              The clerk rolled his eyes. “I mean, I can call her if you want me too, but she said she was working on her death ray and she was going to use anyone who interrupter her as target practice.”
              Valk glared at the clerk, who stared back with the dead gaze of someone who had spent way to long in retail.
              “Fine!” he snapped, spinning around. “Bobs, we’re leaving. Se if I ever come to this stupid store again! I’m going to tell everyone how terrible the place is!”
              The robot waved one, then raced off after its master with a whirr of gears.
              The clerk sighed, shook his head, and flicked his magazine open.
              “Cupcakes,” he sighed. “Really?”

Monday, July 6, 2020

Tilt! - A Balancing Robot (#2) - Online Inspiration

There are certainly influencers that I am using while developing this idea. Here are links to their videos, libraries, and project pages.

From the Internet:

James Bruton

He is loud and British, but you have to admire his enthusiasm!

OzBot - Red

These are nice robot builds. and good inspiration and guidance.

Of course - this guy's proto-robot army.  From his 2018 blog: Electronics and Robotics.

Open Source Libraries:

I am benefiting from some OpenSource libraries

Jeff Rowberg’s  I2CDev

Brett Beauregard’s  PID Library

More General Inspiration and help:

Homofaciens project page on using Transmissive optical sensors to create DIY servos.

DroneBot Workshop video description of using the MPU-6050.  As well as a nice project page.
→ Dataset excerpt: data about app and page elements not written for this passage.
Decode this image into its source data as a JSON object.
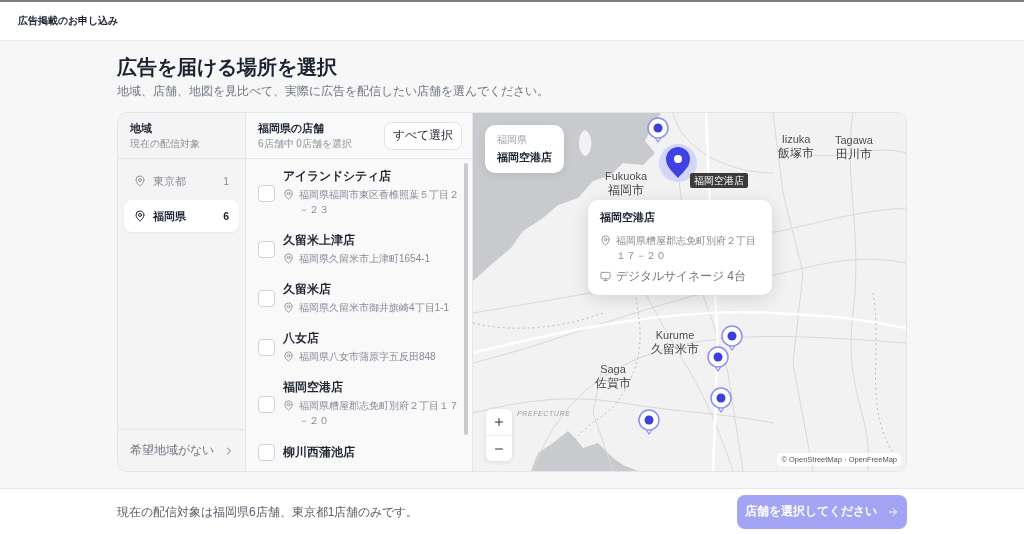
{
  "header": {
    "title": "広告掲載のお申し込み"
  },
  "intro": {
    "title": "広告を届ける場所を選択",
    "subtitle": "地域、店舗、地図を見比べて、実際に広告を配信したい店舗を選んでください。"
  },
  "regions": {
    "title": "地域",
    "subtitle": "現在の配信対象",
    "items": [
      {
        "name": "東京都",
        "count": "1",
        "selected": false
      },
      {
        "name": "福岡県",
        "count": "6",
        "selected": true
      }
    ],
    "footer_link": "希望地域がない"
  },
  "stores": {
    "title": "福岡県の店舗",
    "subtitle": "6店舗中 0店舗を選択",
    "select_all": "すべて選択",
    "items": [
      {
        "name": "アイランドシティ店",
        "address": "福岡県福岡市東区香椎照葉５丁目２－２３",
        "checked": false
      },
      {
        "name": "久留米上津店",
        "address": "福岡県久留米市上津町1654-1",
        "checked": false
      },
      {
        "name": "久留米店",
        "address": "福岡県久留米市御井旗崎4丁目1-1",
        "checked": false
      },
      {
        "name": "八女店",
        "address": "福岡県八女市蒲原字五反田848",
        "checked": false
      },
      {
        "name": "福岡空港店",
        "address": "福岡県糟屋郡志免町別府２丁目１７－２０",
        "checked": false
      },
      {
        "name": "柳川西蒲池店",
        "checked": false
      }
    ]
  },
  "map": {
    "info": {
      "region": "福岡県",
      "store": "福岡空港店"
    },
    "cities": [
      {
        "en": "Fukuoka",
        "ja": "福岡市"
      },
      {
        "en": "Iizuka",
        "ja": "飯塚市"
      },
      {
        "en": "Tagawa",
        "ja": "田川市"
      },
      {
        "en": "Kurume",
        "ja": "久留米市"
      },
      {
        "en": "Saga",
        "ja": "佐賀市"
      }
    ],
    "area_label": "PREFECTURE",
    "pins": [
      {
        "selected": false
      },
      {
        "selected": true,
        "label": "福岡空港店"
      },
      {
        "selected": false
      },
      {
        "selected": false
      },
      {
        "selected": false
      },
      {
        "selected": false
      }
    ],
    "popup": {
      "title": "福岡空港店",
      "address": "福岡県糟屋郡志免町別府２丁目１７－２０",
      "signage": "デジタルサイネージ 4台"
    },
    "attribution": "© OpenStreetMap · OpenFreeMap"
  },
  "footer": {
    "note": "現在の配信対象は福岡県6店舗、東京都1店舗のみです。",
    "button": {
      "label": "店舗を選択してください",
      "disabled": true
    }
  }
}
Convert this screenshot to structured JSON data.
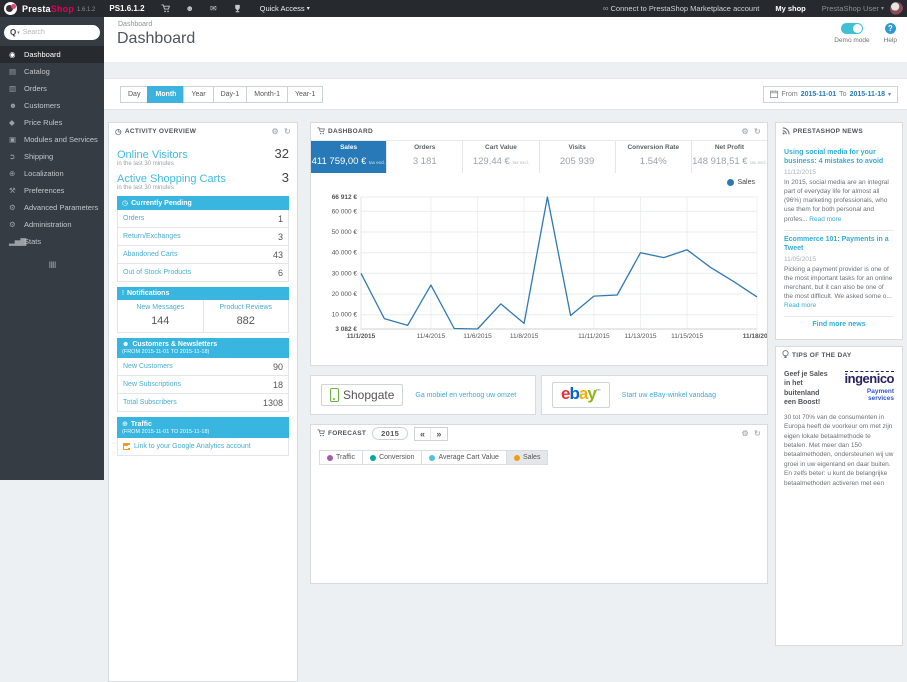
{
  "topbar": {
    "brand_first": "Presta",
    "brand_second": "Shop",
    "version": "1.6.1.2",
    "shop_name": "PS1.6.1.2",
    "quick_access": "Quick Access",
    "marketplace": "Connect to PrestaShop Marketplace account",
    "my_shop": "My shop",
    "user": "PrestaShop User"
  },
  "sidebar": {
    "search_prefix": "Q",
    "search_placeholder": "Search",
    "items": [
      {
        "label": "Dashboard"
      },
      {
        "label": "Catalog"
      },
      {
        "label": "Orders"
      },
      {
        "label": "Customers"
      },
      {
        "label": "Price Rules"
      },
      {
        "label": "Modules and Services"
      },
      {
        "label": "Shipping"
      },
      {
        "label": "Localization"
      },
      {
        "label": "Preferences"
      },
      {
        "label": "Advanced Parameters"
      },
      {
        "label": "Administration"
      },
      {
        "label": "Stats"
      }
    ]
  },
  "header": {
    "breadcrumb": "Dashboard",
    "title": "Dashboard",
    "demo_mode": "Demo mode",
    "help": "Help"
  },
  "toolbar": {
    "buttons": [
      "Day",
      "Month",
      "Year",
      "Day-1",
      "Month-1",
      "Year-1"
    ],
    "from": "From",
    "from_date": "2015-11-01",
    "to": "To",
    "to_date": "2015-11-18"
  },
  "activity": {
    "title": "ACTIVITY OVERVIEW",
    "online_visitors": {
      "label": "Online Visitors",
      "value": "32",
      "sub": "in the last 30 minutes"
    },
    "shopping_carts": {
      "label": "Active Shopping Carts",
      "value": "3",
      "sub": "in the last 30 minutes"
    },
    "pending": {
      "title": "Currently Pending",
      "rows": [
        {
          "label": "Orders",
          "value": "1"
        },
        {
          "label": "Return/Exchanges",
          "value": "3"
        },
        {
          "label": "Abandoned Carts",
          "value": "43"
        },
        {
          "label": "Out of Stock Products",
          "value": "6"
        }
      ]
    },
    "notifications": {
      "title": "Notifications",
      "cells": [
        {
          "label": "New Messages",
          "value": "144"
        },
        {
          "label": "Product Reviews",
          "value": "882"
        }
      ]
    },
    "customers": {
      "title": "Customers & Newsletters",
      "subtitle": "(FROM 2015-11-01 TO 2015-11-18)",
      "rows": [
        {
          "label": "New Customers",
          "value": "90"
        },
        {
          "label": "New Subscriptions",
          "value": "18"
        },
        {
          "label": "Total Subscribers",
          "value": "1308"
        }
      ]
    },
    "traffic": {
      "title": "Traffic",
      "subtitle": "(FROM 2015-11-01 TO 2015-11-18)",
      "link": "Link to your Google Analytics account"
    }
  },
  "dashboard": {
    "title": "DASHBOARD",
    "kpis": [
      {
        "label": "Sales",
        "value": "411 759,00 €",
        "suffix": "tax excl."
      },
      {
        "label": "Orders",
        "value": "3 181"
      },
      {
        "label": "Cart Value",
        "value": "129,44 €",
        "suffix": "tax excl."
      },
      {
        "label": "Visits",
        "value": "205 939"
      },
      {
        "label": "Conversion Rate",
        "value": "1.54%"
      },
      {
        "label": "Net Profit",
        "value": "148 918,51 €",
        "suffix": "tax excl."
      }
    ]
  },
  "chart_data": {
    "type": "line",
    "title": "Sales per day (November 2015)",
    "xlabel": "",
    "ylabel": "Sales (€)",
    "ylim": [
      3082,
      66912
    ],
    "grid": true,
    "legend_position": "top-right",
    "legend": [
      {
        "label": "Sales",
        "color": "#2f79b2"
      }
    ],
    "x": [
      "11/1/2015",
      "11/2/2015",
      "11/3/2015",
      "11/4/2015",
      "11/5/2015",
      "11/6/2015",
      "11/7/2015",
      "11/8/2015",
      "11/9/2015",
      "11/10/2015",
      "11/11/2015",
      "11/12/2015",
      "11/13/2015",
      "11/14/2015",
      "11/15/2015",
      "11/16/2015",
      "11/17/2015",
      "11/18/2015"
    ],
    "series": [
      {
        "name": "Sales",
        "color": "#2f79b2",
        "values": [
          30000,
          8100,
          4800,
          24300,
          3300,
          3082,
          15200,
          5800,
          66912,
          9600,
          19000,
          19500,
          40000,
          37600,
          41400,
          32900,
          26000,
          18600
        ]
      }
    ],
    "y_ticks": [
      {
        "v": 3082,
        "label": "3 082 €",
        "bold": true
      },
      {
        "v": 10000,
        "label": "10 000 €"
      },
      {
        "v": 20000,
        "label": "20 000 €"
      },
      {
        "v": 30000,
        "label": "30 000 €"
      },
      {
        "v": 40000,
        "label": "40 000 €"
      },
      {
        "v": 50000,
        "label": "50 000 €"
      },
      {
        "v": 60000,
        "label": "60 000 €"
      },
      {
        "v": 66912,
        "label": "66 912 €",
        "bold": true
      }
    ],
    "x_ticks": [
      {
        "i": 0,
        "label": "11/1/2015",
        "bold": true
      },
      {
        "i": 3,
        "label": "11/4/2015"
      },
      {
        "i": 5,
        "label": "11/6/2015"
      },
      {
        "i": 7,
        "label": "11/8/2015"
      },
      {
        "i": 10,
        "label": "11/11/2015"
      },
      {
        "i": 12,
        "label": "11/13/2015"
      },
      {
        "i": 14,
        "label": "11/15/2015"
      },
      {
        "i": 17,
        "label": "11/18/201",
        "bold": true
      }
    ]
  },
  "banners": {
    "shopgate": {
      "name": "Shopgate",
      "link": "Ga mobiel en verhoog uw omzet"
    },
    "ebay": {
      "e": "e",
      "b": "b",
      "a": "a",
      "y": "y",
      "tm": "™",
      "link": "Start uw eBay-winkel vandaag"
    }
  },
  "forecast": {
    "title": "FORECAST",
    "year": "2015",
    "prev": "«",
    "next": "»",
    "legend": [
      {
        "label": "Traffic",
        "color": "#a55ca8"
      },
      {
        "label": "Conversion",
        "color": "#00a99d"
      },
      {
        "label": "Average Cart Value",
        "color": "#4fc2e0"
      },
      {
        "label": "Sales",
        "color": "#f39c12"
      }
    ]
  },
  "news": {
    "title": "PRESTASHOP NEWS",
    "items": [
      {
        "title": "Using social media for your business: 4 mistakes to avoid",
        "date": "11/12/2015",
        "excerpt": "In 2015, social media are an integral part of everyday life for almost all (96%) marketing professionals, who use them for both personal and profes...",
        "read_more": "Read more"
      },
      {
        "title": "Ecommerce 101: Payments in a Tweet",
        "date": "11/05/2015",
        "excerpt": "Picking a payment provider is one of the most important tasks for an online merchant, but it can also be one of the most difficult. We asked some o...",
        "read_more": "Read more"
      }
    ],
    "more": "Find more news"
  },
  "tips": {
    "title": "TIPS OF THE DAY",
    "heading": "Geef je Sales in het buitenland een Boost!",
    "logo": "ingenico",
    "logo_sub1": "Payment",
    "logo_sub2": "services",
    "body": "30 tot 70% van de consumenten in Europa heeft de voorkeur om met zijn eigen lokale betaalmethode te betalen. Met meer dan 150 betaalmethoden, ondersteunen wij uw groei in uw eigenland en daar buiten. En zelfs beter: u kunt de belangrijke betaalmethoden activeren met een"
  },
  "icons": {
    "search": "Q",
    "caret": "▾",
    "gear": "⚙",
    "refresh": "↻",
    "clock": "◷",
    "bang": "!",
    "person": "☻",
    "globe": "⊕",
    "collapse": "‖‖",
    "chain": "∞",
    "envelope": "✉",
    "dashboard": "◉",
    "catalog": "▤",
    "orders": "▥",
    "customers": "☻",
    "price_rules": "◆",
    "modules": "▣",
    "shipping": "➲",
    "localization": "⊕",
    "preferences": "⚒",
    "advanced": "⚙",
    "administration": "⚙",
    "stats": "▂▅▇"
  },
  "colors": {
    "topbar_bg": "#262a2f",
    "sidebar_bg": "#363c44",
    "section_header_blue": "#38b6df",
    "link_blue": "#41aed6",
    "kpi_active_blue": "#2779b7",
    "chart_line_blue": "#2f79b2",
    "brand_pink": "#e0005a",
    "toggle_teal": "#3ec1d4",
    "button_active_blue": "#3cb2de"
  }
}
This looks pretty detailed too..  kas on the Arduino Forums has a nice long thread on the topic of Balancing Robots.  I certainly liked his disclaimer: 
"I invented nothing
I read A LOT and went by trial and error"